From Leading Change, Adding Value to helping lead implementation of the new NHS Long Term Plan (LTP).
Leading Change, Adding Value (LCAV) was published in 2016 as a framework for nursing, midwifery and care staff to help explain how to identify and address unwarranted variation in practice, to improve outcomes, experience and use of resources.
Nursing, midwifery and care staff are well aware of the positive difference that their practice makes. However, there is less awareness that the same importance needs to be applied to ‘quantifying’ and ‘measuring’ outcomes as to ensuring that quality remains at the heart of their practice and care.
The great work from LCAV has resulted in the national Atlas of Shared Learning and the complementary ‘A Research Portfolio – transformational change by nursing, midwifery and care staff across health and care ’ that provide a foundation to showcase practice and demonstrate how nursing, midwifery and care staff can build on this work and help lead the successful delivery of the LTP.
The research portfolio has been developed in close collaboration with the Council of Deans of Health (CoDoH) and other partners to showcase research that demonstrates the professions’ key contribution to previous, ongoing and future transformational change. Also, to increase the visibility and impact of nursing, midwifery and care staff research.
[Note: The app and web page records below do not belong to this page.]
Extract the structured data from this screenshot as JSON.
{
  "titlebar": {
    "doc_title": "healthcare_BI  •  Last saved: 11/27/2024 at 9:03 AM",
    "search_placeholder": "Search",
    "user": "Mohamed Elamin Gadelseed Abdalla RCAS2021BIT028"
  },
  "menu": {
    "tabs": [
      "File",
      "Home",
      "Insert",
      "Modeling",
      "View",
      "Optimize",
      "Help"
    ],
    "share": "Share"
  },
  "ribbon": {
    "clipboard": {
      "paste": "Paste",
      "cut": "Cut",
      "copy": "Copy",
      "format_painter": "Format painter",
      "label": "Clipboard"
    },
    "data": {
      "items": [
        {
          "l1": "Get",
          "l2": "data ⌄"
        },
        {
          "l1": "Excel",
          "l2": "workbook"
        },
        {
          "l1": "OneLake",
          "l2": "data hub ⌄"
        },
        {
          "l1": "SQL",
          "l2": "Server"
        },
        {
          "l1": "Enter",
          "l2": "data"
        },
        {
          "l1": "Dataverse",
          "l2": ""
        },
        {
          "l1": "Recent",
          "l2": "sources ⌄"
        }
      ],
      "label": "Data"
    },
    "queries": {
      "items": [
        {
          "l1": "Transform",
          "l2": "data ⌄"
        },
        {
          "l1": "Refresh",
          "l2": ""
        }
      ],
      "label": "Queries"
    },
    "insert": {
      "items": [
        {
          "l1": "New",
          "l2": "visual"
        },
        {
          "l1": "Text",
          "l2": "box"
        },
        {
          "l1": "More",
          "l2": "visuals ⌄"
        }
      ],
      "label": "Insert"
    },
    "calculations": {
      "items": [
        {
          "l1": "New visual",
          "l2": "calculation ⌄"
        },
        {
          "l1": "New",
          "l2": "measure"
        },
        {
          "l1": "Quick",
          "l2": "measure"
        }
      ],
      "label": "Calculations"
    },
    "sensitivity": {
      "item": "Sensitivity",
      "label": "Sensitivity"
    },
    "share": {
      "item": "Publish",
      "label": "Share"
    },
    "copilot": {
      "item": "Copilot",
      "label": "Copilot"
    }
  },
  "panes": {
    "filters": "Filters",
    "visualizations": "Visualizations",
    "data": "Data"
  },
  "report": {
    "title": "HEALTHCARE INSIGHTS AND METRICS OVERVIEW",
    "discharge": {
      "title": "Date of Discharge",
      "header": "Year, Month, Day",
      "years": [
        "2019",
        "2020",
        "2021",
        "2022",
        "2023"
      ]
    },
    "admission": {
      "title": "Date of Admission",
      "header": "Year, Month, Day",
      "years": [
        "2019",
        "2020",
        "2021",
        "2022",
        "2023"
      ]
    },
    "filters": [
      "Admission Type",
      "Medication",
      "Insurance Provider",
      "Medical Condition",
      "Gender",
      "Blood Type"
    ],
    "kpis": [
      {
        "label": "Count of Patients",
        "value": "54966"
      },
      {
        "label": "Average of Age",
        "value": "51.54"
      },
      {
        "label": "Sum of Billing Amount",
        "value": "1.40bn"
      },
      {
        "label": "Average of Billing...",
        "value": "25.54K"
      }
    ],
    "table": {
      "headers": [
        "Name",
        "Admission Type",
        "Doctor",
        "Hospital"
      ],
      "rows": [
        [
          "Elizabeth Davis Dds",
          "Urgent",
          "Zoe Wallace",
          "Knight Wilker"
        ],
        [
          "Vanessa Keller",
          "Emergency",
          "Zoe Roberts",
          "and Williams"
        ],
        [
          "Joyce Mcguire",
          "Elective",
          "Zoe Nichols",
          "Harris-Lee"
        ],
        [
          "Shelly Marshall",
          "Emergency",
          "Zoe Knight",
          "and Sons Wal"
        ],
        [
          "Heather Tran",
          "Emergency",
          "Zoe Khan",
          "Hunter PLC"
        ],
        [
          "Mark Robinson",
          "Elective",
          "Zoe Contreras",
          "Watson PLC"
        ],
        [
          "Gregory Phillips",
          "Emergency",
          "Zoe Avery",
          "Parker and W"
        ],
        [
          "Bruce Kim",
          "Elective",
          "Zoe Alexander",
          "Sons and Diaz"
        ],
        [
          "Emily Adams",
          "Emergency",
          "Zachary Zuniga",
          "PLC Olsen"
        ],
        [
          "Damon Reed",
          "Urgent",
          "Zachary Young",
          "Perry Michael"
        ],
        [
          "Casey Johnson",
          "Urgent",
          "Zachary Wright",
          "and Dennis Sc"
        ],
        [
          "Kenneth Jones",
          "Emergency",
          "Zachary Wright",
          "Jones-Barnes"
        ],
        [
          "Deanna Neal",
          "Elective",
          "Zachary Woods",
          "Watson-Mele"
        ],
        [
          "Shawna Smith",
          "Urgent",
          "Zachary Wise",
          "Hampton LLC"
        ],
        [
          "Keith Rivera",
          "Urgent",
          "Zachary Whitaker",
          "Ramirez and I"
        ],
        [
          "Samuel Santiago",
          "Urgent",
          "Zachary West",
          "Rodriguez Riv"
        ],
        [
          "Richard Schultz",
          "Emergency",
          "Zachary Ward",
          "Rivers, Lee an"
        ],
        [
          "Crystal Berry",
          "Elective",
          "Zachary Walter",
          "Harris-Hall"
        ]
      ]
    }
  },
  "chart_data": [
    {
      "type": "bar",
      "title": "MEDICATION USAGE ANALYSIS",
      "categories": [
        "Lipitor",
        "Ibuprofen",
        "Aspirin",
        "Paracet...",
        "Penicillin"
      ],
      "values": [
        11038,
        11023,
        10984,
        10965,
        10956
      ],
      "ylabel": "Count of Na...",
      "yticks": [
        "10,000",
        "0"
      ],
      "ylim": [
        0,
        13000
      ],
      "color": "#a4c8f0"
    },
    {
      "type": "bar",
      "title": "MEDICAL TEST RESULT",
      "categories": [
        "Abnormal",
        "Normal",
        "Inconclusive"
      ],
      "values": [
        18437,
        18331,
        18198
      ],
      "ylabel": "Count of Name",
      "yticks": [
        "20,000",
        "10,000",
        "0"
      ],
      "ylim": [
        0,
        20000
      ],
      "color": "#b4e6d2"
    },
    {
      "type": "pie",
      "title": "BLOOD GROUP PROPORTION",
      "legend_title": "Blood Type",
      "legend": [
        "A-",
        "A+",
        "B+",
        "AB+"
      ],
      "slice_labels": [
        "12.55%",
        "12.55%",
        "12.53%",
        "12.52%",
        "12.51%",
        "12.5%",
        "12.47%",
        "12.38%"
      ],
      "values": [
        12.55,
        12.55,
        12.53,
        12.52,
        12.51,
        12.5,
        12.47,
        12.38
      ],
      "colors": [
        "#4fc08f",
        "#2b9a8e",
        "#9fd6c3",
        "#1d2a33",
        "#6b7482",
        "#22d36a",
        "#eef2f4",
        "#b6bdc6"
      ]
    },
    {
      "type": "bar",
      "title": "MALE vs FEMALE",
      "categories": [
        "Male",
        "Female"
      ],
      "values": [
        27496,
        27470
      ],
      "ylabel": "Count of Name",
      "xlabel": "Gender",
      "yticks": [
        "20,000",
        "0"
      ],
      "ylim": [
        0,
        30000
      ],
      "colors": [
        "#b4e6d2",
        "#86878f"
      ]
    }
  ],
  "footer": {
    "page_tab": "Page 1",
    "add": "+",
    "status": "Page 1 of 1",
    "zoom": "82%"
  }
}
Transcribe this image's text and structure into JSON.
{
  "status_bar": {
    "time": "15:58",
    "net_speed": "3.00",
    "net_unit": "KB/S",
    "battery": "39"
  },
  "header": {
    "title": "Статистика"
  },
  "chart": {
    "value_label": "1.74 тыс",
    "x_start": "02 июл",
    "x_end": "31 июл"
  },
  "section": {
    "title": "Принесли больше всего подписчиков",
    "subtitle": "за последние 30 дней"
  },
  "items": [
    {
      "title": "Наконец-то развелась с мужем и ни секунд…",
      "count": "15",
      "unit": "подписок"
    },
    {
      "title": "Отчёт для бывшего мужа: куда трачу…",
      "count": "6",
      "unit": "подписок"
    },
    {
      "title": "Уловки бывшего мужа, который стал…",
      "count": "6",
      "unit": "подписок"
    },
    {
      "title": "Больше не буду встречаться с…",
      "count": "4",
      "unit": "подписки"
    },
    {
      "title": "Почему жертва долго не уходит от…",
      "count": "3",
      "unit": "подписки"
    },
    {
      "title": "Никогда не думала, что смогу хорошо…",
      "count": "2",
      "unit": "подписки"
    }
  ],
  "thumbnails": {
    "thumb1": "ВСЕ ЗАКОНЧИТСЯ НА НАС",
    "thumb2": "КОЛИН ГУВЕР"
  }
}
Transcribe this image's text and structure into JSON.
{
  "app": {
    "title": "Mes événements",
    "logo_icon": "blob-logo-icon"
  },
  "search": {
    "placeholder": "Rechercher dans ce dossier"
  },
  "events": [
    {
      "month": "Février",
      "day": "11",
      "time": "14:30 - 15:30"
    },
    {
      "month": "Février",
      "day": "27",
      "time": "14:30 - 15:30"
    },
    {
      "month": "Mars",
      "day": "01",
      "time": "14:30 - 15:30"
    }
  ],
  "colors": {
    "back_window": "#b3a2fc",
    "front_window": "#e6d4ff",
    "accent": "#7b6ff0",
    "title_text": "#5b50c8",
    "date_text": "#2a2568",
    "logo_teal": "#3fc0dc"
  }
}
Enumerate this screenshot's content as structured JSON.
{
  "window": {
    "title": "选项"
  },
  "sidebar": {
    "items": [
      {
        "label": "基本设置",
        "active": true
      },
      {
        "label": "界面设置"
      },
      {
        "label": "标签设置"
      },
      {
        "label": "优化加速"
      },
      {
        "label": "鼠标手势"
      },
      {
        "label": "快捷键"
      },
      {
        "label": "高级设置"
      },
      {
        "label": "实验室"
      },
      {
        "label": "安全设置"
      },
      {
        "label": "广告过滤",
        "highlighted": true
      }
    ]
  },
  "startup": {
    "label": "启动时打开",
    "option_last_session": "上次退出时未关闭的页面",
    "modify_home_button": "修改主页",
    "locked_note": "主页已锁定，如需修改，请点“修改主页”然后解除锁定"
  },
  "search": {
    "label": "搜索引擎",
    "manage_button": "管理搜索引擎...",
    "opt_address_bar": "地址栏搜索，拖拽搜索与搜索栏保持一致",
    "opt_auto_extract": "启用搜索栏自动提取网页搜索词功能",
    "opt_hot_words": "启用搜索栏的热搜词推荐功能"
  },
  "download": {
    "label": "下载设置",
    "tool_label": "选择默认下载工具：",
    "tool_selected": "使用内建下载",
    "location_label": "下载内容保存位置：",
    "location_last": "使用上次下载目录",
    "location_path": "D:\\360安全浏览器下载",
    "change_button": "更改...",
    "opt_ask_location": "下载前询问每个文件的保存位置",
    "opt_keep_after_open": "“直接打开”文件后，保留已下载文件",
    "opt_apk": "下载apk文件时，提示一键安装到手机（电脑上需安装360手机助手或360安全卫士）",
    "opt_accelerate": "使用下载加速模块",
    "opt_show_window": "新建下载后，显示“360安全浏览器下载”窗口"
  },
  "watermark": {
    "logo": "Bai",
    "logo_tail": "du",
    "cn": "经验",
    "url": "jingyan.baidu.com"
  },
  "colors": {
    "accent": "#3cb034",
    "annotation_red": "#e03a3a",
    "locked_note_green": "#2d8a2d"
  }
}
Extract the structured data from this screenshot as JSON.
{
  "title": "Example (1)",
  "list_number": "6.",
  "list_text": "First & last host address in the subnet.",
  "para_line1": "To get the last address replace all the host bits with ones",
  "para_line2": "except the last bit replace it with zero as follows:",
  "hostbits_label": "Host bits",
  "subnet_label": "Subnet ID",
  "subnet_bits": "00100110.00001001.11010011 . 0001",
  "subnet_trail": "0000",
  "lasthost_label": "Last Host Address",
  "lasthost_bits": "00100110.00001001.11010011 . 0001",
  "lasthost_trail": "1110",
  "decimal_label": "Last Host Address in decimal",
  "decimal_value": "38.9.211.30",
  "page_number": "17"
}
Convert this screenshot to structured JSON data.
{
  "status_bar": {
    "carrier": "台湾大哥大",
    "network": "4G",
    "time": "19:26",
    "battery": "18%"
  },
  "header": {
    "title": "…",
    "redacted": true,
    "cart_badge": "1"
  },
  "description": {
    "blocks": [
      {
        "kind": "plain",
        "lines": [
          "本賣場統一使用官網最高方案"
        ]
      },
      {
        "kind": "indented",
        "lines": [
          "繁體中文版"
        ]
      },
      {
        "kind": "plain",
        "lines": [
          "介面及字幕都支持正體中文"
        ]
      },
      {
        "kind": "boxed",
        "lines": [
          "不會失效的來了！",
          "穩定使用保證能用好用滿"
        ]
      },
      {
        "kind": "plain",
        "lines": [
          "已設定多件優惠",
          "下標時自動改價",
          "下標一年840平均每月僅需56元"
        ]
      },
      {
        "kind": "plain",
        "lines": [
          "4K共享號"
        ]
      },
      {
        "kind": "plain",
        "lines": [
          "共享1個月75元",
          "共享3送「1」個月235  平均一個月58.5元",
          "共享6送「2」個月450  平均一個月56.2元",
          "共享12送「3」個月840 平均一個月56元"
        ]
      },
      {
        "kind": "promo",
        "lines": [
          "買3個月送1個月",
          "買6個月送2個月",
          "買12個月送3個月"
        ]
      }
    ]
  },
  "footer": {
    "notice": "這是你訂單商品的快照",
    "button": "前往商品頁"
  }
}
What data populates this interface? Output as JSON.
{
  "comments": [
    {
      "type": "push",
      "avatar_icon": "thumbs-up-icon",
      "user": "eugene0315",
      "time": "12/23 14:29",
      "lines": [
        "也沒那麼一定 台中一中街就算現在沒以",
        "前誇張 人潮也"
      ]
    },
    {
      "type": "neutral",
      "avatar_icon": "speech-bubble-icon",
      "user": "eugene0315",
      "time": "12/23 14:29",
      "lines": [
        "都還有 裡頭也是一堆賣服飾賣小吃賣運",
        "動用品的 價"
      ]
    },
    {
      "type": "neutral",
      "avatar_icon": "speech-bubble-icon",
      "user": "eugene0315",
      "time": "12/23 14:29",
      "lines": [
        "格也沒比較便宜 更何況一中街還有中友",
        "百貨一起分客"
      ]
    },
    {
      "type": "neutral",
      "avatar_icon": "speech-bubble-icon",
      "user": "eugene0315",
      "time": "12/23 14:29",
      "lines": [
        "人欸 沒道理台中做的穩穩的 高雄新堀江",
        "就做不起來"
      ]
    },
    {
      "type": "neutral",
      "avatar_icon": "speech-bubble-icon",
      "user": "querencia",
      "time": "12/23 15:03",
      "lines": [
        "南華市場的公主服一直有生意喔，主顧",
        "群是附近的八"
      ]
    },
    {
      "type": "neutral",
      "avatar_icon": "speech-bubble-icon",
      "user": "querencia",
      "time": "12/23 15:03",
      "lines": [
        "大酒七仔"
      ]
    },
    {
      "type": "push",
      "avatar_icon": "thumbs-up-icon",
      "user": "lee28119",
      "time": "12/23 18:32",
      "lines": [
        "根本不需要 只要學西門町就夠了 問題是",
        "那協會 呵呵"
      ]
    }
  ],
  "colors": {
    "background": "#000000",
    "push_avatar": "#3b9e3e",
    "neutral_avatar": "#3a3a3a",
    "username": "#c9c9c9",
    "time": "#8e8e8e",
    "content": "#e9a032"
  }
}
The development of the portfolio was overseen by a Task and Finish Group with membership of senior practice and research leaders and co-chaired by the Council of Deans of Health.
The research portfolio is a collection of research examples that demonstrate the contribution that nursing, midwifery and care staff can make to the transformation of health and care and their key contribution to delivering the Long Term Plan.
The research studies showcased in the portfolio are not representative of all nursing, midwifery and care staff research but offer a cross sectional overview of studies that demonstrate practice and research leadership and impact at diverse research expertise levels. The number of studies presented in the individual sections will be variable.
Most of the links to the studies will be freely available. You may also wish to register for an Open-Athens account, which allows quick free access to a range of journals and other evidence-based resources for health and social care staff in England. This account is available to a wide range of users, including staff in NHS and non-NHS organisations and students in England. Depending on your organisation, you might also be able to access extra content. More details are available on the National Institute for Health and Care Excellence (NICE) website.
As agreed by the Task and Finish Group, it highlights emerging, ongoing and peer-reviewed small scale published research, as well as peer-reviewed published large-scale studies which is suggested to provide robust evidence base for clinical practice, care provision and policy development. The studies cover a range of health and care areas, clinical and care priorities and proposed enablers to support implementation of research and innovation.
It has been clear from the work submitted voluntarily to the previous work that sat under LCAV and reviewed, that nursing and midwifery staff are already leading, improving work and leading research in many of these areas, such as:
- Learning disabilities and autism
- Mental health
- Digital technology
- Heart disease
- A better start – children, young people and maternal health
- Long term conditions
- Personalised care
- Out of hospital care
- Urgent and emergency care
- Ageing well
The research portfolio provides an opportunity to demonstrate the professions’ key part in this transformational change and ensuring their leadership position going forward. Further to this is the suggestion that it will provide the opportunity to engage the professions in research at different levels, including the prospect of local, national and international collaborations.
Watch this video and learn more about ‘A Research Portfolio – transformational change by nursing, midwifery and care staff across health and care’.